The habitat of the glochidia is initially in the gills of the female, then in the water column, and finally attached to a suitable host fish. Habitat associations or requirements for the juvenile stage are unknown.
The historic distribution of this species was probably limited to the Black Warrior River system, Alabama, above the fall line.
Specimens were found in tributaries of the Black Warrior (Sipsey Fork, North River) in 1986, 1991, and 1992.

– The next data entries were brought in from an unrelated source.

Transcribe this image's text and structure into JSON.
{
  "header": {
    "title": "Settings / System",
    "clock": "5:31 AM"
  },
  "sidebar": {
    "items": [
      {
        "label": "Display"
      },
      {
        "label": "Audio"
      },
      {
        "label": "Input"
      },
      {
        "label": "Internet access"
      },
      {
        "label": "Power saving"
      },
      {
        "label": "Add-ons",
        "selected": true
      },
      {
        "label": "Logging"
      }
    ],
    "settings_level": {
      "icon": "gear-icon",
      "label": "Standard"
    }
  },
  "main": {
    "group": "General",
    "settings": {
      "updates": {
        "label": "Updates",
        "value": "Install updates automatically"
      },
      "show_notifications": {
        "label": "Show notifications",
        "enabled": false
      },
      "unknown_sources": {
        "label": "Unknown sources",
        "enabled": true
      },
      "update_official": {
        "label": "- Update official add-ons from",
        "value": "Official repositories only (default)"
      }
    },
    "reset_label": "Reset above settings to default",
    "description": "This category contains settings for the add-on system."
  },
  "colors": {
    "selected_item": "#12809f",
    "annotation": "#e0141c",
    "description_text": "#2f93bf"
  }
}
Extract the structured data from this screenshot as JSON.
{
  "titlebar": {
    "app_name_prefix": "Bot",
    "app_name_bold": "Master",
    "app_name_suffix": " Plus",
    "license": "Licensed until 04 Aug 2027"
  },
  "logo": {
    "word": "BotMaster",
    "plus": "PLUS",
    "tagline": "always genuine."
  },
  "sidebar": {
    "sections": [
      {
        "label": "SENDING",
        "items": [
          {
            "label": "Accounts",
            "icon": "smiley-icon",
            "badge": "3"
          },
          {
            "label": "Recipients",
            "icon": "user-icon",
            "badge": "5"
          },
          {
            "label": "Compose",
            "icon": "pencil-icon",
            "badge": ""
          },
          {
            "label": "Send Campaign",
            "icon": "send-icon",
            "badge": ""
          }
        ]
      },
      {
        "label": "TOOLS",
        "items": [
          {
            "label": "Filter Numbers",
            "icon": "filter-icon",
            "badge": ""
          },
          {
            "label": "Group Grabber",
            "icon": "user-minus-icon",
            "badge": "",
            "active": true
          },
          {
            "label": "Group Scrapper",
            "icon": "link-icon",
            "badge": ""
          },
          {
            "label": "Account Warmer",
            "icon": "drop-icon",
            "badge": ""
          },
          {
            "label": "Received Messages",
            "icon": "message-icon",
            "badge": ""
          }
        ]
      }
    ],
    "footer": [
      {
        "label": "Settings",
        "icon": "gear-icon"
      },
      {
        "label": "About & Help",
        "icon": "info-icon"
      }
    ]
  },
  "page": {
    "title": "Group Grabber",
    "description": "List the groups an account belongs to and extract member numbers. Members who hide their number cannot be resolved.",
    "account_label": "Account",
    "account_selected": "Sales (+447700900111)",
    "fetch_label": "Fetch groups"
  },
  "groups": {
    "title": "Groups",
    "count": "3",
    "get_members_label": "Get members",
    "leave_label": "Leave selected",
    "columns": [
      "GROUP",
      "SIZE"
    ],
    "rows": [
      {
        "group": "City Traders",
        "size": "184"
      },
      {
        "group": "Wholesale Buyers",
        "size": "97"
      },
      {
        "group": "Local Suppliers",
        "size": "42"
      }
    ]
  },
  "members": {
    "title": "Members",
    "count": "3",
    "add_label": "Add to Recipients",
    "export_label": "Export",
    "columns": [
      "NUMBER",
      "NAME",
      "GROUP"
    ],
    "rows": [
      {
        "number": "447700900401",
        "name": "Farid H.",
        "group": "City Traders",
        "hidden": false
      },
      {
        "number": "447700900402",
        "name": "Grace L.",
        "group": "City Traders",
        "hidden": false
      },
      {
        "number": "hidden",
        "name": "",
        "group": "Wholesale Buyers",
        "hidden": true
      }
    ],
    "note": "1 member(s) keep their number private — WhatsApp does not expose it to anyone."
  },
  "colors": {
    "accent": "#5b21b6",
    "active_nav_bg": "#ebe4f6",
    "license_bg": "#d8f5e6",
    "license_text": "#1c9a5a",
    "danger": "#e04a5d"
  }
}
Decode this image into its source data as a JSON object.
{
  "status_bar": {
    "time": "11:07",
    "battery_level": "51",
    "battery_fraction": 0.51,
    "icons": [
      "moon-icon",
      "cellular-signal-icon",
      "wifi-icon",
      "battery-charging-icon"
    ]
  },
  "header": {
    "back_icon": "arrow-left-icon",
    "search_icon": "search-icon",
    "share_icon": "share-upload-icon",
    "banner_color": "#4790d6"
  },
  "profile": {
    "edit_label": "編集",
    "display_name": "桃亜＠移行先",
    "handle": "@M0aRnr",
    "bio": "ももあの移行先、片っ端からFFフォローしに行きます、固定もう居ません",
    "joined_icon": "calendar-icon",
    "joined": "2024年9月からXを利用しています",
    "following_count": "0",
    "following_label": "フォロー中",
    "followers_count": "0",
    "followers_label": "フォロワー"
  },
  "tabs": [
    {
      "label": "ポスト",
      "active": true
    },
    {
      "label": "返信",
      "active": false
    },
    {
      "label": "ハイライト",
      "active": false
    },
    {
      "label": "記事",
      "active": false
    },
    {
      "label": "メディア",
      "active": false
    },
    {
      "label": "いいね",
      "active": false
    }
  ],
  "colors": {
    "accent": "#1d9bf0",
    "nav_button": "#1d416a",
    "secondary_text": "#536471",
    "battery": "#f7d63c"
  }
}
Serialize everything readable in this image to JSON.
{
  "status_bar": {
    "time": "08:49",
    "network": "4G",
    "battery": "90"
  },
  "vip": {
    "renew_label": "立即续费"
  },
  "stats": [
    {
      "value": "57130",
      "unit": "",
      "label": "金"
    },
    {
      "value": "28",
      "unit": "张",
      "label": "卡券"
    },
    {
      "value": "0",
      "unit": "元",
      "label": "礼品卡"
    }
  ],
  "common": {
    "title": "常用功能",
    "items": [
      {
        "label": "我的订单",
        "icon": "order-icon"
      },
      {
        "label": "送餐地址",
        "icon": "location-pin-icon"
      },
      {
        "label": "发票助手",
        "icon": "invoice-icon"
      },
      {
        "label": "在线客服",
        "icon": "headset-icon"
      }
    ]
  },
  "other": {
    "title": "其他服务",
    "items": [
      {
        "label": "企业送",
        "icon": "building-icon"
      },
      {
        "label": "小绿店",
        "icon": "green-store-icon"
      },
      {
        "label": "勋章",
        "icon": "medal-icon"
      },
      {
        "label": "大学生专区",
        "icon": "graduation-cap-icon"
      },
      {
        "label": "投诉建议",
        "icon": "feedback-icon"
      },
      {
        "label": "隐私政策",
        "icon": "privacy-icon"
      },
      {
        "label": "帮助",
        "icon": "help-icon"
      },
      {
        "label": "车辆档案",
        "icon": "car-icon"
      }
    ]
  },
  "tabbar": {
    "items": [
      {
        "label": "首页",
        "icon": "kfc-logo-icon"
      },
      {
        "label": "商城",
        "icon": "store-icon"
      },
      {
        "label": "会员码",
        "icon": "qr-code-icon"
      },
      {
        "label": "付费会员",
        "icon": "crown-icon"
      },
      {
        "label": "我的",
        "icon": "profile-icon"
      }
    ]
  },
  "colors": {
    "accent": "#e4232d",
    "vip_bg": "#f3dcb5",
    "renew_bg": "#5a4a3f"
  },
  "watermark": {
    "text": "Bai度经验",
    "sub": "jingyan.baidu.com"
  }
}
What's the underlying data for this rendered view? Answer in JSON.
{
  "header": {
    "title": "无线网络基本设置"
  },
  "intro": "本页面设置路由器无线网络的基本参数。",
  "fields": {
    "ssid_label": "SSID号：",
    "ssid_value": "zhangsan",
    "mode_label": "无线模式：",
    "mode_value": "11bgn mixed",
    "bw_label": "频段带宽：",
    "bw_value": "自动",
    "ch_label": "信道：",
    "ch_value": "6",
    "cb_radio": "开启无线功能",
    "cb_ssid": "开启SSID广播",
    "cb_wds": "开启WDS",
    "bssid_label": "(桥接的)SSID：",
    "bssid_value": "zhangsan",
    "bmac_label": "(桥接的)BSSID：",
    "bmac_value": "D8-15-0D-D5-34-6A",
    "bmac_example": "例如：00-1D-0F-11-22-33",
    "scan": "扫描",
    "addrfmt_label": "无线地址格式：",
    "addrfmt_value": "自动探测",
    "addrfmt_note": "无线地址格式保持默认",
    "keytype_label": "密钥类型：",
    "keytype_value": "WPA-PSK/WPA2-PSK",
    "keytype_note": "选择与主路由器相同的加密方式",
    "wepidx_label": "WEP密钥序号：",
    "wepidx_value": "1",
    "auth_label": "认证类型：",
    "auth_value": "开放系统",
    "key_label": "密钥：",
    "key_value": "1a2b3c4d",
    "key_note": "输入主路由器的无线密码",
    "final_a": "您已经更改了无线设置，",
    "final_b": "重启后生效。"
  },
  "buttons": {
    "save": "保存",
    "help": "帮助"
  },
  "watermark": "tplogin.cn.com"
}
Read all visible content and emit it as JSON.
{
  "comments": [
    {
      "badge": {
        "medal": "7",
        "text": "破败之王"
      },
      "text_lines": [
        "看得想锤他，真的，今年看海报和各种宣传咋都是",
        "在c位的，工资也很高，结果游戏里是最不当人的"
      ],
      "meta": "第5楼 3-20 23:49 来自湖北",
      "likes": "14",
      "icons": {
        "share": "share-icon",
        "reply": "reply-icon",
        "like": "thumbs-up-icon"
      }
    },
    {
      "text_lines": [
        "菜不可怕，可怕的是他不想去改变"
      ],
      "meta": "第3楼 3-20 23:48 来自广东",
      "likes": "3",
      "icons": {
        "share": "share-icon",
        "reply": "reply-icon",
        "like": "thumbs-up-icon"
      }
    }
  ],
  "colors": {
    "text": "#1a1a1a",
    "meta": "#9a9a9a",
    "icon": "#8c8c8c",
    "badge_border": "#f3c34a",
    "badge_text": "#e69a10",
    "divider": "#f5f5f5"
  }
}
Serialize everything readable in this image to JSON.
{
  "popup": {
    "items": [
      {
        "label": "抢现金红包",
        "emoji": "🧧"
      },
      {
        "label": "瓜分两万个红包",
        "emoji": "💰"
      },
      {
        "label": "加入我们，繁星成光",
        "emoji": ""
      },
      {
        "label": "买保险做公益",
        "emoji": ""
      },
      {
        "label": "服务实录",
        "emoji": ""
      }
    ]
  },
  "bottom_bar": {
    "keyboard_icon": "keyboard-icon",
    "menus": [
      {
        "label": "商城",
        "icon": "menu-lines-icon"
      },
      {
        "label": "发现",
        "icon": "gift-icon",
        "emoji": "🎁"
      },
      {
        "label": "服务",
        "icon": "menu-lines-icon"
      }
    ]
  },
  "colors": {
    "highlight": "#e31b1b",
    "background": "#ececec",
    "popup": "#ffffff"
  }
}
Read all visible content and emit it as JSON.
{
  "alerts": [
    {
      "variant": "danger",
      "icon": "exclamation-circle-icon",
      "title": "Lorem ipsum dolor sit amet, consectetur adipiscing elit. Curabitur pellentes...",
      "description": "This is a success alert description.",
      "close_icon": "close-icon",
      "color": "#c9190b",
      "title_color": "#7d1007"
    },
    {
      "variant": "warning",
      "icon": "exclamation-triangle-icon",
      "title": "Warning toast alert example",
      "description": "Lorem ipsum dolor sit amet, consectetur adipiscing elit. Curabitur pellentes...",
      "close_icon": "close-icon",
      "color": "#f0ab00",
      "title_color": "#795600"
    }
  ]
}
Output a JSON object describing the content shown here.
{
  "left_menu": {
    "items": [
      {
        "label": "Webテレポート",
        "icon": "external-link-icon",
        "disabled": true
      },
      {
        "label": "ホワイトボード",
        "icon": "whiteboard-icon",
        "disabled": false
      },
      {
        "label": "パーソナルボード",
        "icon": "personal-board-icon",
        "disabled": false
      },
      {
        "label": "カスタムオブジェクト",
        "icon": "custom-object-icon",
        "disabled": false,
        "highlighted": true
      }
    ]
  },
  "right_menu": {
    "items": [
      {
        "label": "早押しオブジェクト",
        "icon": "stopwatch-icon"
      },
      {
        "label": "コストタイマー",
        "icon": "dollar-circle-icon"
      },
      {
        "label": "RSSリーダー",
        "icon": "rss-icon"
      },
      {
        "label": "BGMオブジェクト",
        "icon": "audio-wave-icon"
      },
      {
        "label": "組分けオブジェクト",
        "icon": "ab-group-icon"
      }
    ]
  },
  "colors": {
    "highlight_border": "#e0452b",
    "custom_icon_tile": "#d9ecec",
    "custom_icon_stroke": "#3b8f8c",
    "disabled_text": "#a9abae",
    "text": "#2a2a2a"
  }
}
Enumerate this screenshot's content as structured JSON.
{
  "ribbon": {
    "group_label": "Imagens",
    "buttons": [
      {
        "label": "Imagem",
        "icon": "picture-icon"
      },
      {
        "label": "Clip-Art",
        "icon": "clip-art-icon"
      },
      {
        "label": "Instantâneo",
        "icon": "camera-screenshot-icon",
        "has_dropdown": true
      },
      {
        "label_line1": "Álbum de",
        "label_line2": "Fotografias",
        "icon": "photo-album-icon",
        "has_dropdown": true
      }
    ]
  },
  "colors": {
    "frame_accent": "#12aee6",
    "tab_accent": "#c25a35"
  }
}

Habitat modification, sedimentation, and water quality degradation represent the major threats to this species. These freshwater mussels do not tolerate impoundments. More than 1,000 mi (1,609 km) of large and small river habitat in the Mobile River drainage has been impounded for navigation, flood control, water supply, and/or hydroelectric production purposes. During the construction and dredging of impoundments, some riverine mussels are killed. Additionally, impoundments lead to the accumulation of sediments that can suffocate mussels, a reduction in food and oxygen due to the reduction in water flow, and the local extirpation of host fish. Other forms of habitat modification such as channelization, channel clearing and desnagging, and gravel mining result in streambed scour and erosion, increased turbidity, reduction of ground-water levels, sedimentation, and changes in the aquatic community structure. Sedimentation may cause direct mortality by deposition and suffocation and eliminate or reduce recruitment of juvenile mussels. Suspended sediments can also interfere with feeding. Activities that historically caused sedimentation of streams and rivers in the drainages where this mussel occurs include channel modification, agriculture, forestry, mining, and industrial and residential development.
Other types of water quality degradation from both point and nonpoint sources affect this species. Stream discharge from these sources may result in decreased dissolved oxygen concentration, increased acidity and conductivity, and other changes in water chemistry that may affect the mussels and/or their fish hosts. Point sources of water quality degradation include municipal and industrial effluents, and coalbed methane-produced water discharge. Nonpoint sources include runoff from cultivated fields, pastures, private wastewater effluents, agricultural feedlots and poultry houses, active and abandoned coal mine sites, and highway and road drainages.
Conservation and Recovery
Actions needed for the recovery of freshwater mussels include: (1) Conduct population and habitat surveys to determine the status and range of the species. (2) Determine specific threats to the species and minimize or eliminate these threats. (3) Identify essential habitat areas in need of protection. Make use of land agreements, mussel sanctuaries, scenic river status, and land acquisition. (4) Introduce individuals back into the historic range, as it is unlikely that the species will recover unless new populations are established. Methods to accomplish this might include introduction of adult/juvenile mussels, glochidia-infected host fish, and artificially cultured individuals. (5) Control the incidental or illegal take of mussels by commercial and noncommercial collecting.
U. S. Fish and Wildlife Service
Regional Office, Division of Endangered Species
1875 Century Blvd., Suite 200
Atlanta, Georgia 30345
U. S. Fish and Wildlife Service
Daphne Ecological Services Field Office
P.O. Box 1190
Daphne, Alabama 36526-1190
Telephone: (334) 441-5181
Fax: (334) 441-6222
Thorp, J. H., and A. P. Covich. 1991. Ecology and Classification of North American Freshwater Invertebrates. Academic Press, San Diego.
U. S. Fish and Wildlife Service. 17 March 1993. "De-termination of Endangered or Threatened Status for Eight Freshwater Mussels and Threatened Status for Three Freshwater Mussels in the Mobile River Drainage." Federal Register 58 (50): 14330-14340.